Iron ore

The pace of work of plants may encourage them to replenish raw material stocks

Rising iron ore port inventories in China due to more vessels unloading may have limited downward pressure on prices. S&P Global reports about it.

Higher rates at Chinese steel mills may prompt them to increase port purchases amid low iron ore stockpiles.

China’s iron ore stockpiles increased late last week as major ports unloaded significant volumes of cargo, according to market sources. Although total inventories are still at their lowest level in several years, their increase may ease some of the supply shortage problem.

Most steel mills in China had low levels of iron ore reserves and purchased products from ports as needed. With an increase in the volume of raw materials in the ports and a slight decrease in prices, steel processing plants can get a good opportunity to replenish them and maintain them at an appropriate level.

However, market participants noted that the negative margin could prompt Chinese steelmakers to cut raw material costs. For example, some factories in Tangshan resold iron ore purchased earlier at higher prices and purchased it at the port at a relatively low price to lower the average cost of raw materials.

The reduction of sintering volumes in Tangshan took place during the forum of the «Belt and Road» initiative (October 17-18), which affected the local demand for iron ore. In addition, the market expects severe reductions in blast furnace production in China, although there is currently no significant curtailment. Most steel mills maintained high operating rates, but reduced pig iron output, in particular by adjusting blast furnace performance.

It is unlikely that Chinese steelmakers can take the initiative to cut steel production and shut down blast furnaces.

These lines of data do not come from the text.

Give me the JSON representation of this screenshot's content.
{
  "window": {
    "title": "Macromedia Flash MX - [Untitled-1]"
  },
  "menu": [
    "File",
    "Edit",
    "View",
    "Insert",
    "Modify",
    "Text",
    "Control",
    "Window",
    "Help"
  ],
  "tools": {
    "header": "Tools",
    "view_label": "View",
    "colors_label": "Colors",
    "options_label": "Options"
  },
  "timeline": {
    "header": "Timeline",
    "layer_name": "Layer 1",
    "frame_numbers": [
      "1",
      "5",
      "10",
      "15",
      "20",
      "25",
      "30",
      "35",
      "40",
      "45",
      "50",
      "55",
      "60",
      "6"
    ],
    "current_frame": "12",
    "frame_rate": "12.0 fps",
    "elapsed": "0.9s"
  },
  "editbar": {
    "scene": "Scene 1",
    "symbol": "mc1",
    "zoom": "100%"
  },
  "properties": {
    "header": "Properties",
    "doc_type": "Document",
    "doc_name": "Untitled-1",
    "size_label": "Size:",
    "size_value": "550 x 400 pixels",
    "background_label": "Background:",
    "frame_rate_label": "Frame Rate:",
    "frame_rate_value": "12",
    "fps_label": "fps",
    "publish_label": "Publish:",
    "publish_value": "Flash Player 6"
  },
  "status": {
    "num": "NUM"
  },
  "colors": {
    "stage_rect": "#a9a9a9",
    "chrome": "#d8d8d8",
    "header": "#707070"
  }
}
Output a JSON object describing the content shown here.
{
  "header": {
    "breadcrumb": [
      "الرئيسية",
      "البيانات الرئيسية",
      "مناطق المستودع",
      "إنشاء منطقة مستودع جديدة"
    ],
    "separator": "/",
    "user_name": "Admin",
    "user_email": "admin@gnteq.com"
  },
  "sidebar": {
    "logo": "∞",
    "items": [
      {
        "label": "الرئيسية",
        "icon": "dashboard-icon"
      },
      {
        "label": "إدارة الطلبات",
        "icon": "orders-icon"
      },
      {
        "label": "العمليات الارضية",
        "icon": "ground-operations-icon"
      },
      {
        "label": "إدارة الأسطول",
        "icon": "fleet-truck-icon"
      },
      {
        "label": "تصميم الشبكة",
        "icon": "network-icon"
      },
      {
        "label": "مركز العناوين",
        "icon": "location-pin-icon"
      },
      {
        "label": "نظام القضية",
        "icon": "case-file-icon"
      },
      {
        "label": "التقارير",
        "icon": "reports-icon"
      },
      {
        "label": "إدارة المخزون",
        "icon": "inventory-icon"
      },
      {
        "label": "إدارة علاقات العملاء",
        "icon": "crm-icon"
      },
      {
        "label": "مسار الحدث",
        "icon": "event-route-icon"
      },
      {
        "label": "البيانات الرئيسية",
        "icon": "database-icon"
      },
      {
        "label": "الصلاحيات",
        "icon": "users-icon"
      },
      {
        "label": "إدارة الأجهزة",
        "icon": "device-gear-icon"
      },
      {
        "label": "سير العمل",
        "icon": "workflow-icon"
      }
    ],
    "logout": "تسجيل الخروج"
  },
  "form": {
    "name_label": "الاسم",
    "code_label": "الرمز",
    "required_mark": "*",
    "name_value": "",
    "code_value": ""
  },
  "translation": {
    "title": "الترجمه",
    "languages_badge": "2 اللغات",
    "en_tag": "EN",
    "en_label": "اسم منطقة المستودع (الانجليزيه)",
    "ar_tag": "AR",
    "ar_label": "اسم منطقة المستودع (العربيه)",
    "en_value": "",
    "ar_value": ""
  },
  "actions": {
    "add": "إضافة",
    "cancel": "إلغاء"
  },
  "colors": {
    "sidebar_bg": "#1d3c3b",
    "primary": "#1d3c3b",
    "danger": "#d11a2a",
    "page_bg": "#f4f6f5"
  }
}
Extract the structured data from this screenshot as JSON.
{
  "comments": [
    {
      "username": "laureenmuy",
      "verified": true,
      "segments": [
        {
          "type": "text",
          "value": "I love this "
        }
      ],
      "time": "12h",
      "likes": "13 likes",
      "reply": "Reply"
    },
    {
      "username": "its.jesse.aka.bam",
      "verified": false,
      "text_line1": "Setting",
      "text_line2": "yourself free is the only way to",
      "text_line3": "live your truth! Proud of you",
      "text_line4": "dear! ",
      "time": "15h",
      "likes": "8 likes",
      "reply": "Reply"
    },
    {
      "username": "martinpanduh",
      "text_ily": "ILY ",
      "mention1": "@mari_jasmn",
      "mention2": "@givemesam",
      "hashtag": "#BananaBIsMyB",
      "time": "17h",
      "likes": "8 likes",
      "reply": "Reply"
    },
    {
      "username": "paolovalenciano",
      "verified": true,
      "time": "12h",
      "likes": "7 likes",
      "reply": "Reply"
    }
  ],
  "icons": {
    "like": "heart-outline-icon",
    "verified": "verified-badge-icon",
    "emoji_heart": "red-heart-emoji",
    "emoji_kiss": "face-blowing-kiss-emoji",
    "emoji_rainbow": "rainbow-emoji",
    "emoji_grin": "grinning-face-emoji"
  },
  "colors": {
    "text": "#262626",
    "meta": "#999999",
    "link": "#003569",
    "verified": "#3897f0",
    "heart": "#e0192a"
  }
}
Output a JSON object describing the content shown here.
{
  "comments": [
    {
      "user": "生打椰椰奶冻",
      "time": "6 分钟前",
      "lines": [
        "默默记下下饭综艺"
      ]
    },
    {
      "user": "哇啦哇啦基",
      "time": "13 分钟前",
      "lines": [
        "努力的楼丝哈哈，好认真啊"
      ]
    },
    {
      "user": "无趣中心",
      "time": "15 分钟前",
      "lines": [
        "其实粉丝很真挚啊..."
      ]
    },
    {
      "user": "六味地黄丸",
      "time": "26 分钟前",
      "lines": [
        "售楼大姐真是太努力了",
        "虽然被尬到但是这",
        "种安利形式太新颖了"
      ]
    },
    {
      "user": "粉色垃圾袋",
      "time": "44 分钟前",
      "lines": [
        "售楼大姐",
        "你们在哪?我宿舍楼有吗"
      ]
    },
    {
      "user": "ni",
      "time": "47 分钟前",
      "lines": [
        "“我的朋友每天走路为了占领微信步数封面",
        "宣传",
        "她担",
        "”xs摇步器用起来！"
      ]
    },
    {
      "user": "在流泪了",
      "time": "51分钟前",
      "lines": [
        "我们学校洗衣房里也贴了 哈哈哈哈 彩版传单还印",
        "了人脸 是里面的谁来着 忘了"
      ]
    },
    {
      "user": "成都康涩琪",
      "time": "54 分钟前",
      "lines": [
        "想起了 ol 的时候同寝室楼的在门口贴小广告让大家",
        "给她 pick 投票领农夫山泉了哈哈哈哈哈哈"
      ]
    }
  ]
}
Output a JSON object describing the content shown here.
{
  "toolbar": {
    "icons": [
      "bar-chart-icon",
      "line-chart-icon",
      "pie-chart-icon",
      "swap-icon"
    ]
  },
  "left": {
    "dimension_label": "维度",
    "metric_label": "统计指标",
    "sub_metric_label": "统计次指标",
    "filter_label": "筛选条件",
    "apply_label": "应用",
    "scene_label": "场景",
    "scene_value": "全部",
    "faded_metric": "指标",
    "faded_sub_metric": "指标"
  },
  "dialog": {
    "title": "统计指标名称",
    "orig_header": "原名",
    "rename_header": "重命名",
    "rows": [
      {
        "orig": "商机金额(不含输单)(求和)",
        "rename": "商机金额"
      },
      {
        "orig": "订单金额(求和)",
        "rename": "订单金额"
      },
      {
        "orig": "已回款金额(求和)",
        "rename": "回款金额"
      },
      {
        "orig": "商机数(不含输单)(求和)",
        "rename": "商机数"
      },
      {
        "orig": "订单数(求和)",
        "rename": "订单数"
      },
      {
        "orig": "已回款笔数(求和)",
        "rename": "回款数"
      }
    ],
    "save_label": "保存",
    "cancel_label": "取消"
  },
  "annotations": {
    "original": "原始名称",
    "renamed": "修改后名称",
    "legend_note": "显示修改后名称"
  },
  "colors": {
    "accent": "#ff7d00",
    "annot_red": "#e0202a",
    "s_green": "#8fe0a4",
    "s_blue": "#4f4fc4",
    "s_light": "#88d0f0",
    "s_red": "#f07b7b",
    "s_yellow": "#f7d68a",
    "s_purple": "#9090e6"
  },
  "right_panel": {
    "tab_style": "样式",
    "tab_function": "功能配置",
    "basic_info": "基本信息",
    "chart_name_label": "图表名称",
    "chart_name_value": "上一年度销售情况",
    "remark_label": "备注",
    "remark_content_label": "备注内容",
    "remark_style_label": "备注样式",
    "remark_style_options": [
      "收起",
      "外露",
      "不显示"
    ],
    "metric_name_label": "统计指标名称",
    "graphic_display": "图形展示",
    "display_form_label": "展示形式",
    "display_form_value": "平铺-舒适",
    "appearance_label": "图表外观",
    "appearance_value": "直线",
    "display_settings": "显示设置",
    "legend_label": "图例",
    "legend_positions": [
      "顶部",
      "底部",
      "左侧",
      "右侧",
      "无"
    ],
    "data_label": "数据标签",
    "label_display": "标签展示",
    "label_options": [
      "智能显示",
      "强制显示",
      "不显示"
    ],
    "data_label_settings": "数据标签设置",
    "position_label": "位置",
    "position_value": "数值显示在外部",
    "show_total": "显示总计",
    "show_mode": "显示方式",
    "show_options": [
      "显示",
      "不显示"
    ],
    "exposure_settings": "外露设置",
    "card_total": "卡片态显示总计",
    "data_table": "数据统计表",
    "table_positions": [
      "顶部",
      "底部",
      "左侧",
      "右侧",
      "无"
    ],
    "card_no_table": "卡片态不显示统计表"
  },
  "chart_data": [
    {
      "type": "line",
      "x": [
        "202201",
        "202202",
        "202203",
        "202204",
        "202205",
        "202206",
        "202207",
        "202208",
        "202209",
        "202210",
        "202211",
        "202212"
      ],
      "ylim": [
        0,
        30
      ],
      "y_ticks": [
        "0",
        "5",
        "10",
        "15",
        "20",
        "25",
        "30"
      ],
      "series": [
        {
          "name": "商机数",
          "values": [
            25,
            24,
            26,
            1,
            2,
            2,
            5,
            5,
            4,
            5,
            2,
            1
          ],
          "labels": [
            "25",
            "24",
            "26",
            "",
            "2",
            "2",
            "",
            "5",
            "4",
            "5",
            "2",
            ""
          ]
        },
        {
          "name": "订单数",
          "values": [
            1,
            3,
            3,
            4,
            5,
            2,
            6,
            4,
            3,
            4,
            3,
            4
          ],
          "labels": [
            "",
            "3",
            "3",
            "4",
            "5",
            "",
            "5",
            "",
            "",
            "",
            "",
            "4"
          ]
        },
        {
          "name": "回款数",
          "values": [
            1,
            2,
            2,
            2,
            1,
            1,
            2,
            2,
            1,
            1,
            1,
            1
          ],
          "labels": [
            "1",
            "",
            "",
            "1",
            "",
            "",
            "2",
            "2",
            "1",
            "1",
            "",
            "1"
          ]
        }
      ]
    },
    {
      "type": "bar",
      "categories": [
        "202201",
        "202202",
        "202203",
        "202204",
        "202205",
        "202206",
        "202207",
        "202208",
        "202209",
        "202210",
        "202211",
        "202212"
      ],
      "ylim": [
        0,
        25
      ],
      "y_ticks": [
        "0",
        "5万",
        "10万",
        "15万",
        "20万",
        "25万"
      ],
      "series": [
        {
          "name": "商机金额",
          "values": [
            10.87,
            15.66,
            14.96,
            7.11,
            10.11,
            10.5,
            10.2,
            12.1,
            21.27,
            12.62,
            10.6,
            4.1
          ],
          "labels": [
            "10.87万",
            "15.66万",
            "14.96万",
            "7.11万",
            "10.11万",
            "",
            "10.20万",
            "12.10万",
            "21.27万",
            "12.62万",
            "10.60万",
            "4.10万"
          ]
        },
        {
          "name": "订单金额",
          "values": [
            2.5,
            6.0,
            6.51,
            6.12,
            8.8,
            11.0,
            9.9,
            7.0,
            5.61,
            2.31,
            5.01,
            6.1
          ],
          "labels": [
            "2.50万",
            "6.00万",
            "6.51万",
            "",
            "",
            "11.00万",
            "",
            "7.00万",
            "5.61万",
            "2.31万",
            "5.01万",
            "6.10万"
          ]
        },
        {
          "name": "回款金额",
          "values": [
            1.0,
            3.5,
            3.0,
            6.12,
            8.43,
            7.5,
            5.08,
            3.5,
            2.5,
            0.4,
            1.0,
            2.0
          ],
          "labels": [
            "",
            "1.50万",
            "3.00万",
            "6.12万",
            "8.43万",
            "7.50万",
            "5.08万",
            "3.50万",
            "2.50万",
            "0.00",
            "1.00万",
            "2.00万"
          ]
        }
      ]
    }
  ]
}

This can happen if all types of finished steel products have negative profitability and domestic and export demand remain sluggish.

As GMK Center reported earlier, iron ore prices in China on October 13-19 recovered amid falling stocks in ports. Starting from October 17, quotations began to increase, as the mood of investors improved amid of strengthening the liquidity of the banking system by the central bank. In addition, prices strengthened due to limited scrap supply. The long weekend triggered a further reduction in raw material stocks in Chinese ports, which is the main factor behind the increase in its cost. As of October 13, they amounted to 105.2 million tons, which is the lowest figure since June 2020.

Also, steel production in China will decrease moderately in the fourth quarter of 2023, according to CISA. This will mainly happen through production control measures and policies aimed at reducing energy consumption in the country and protecting the environment.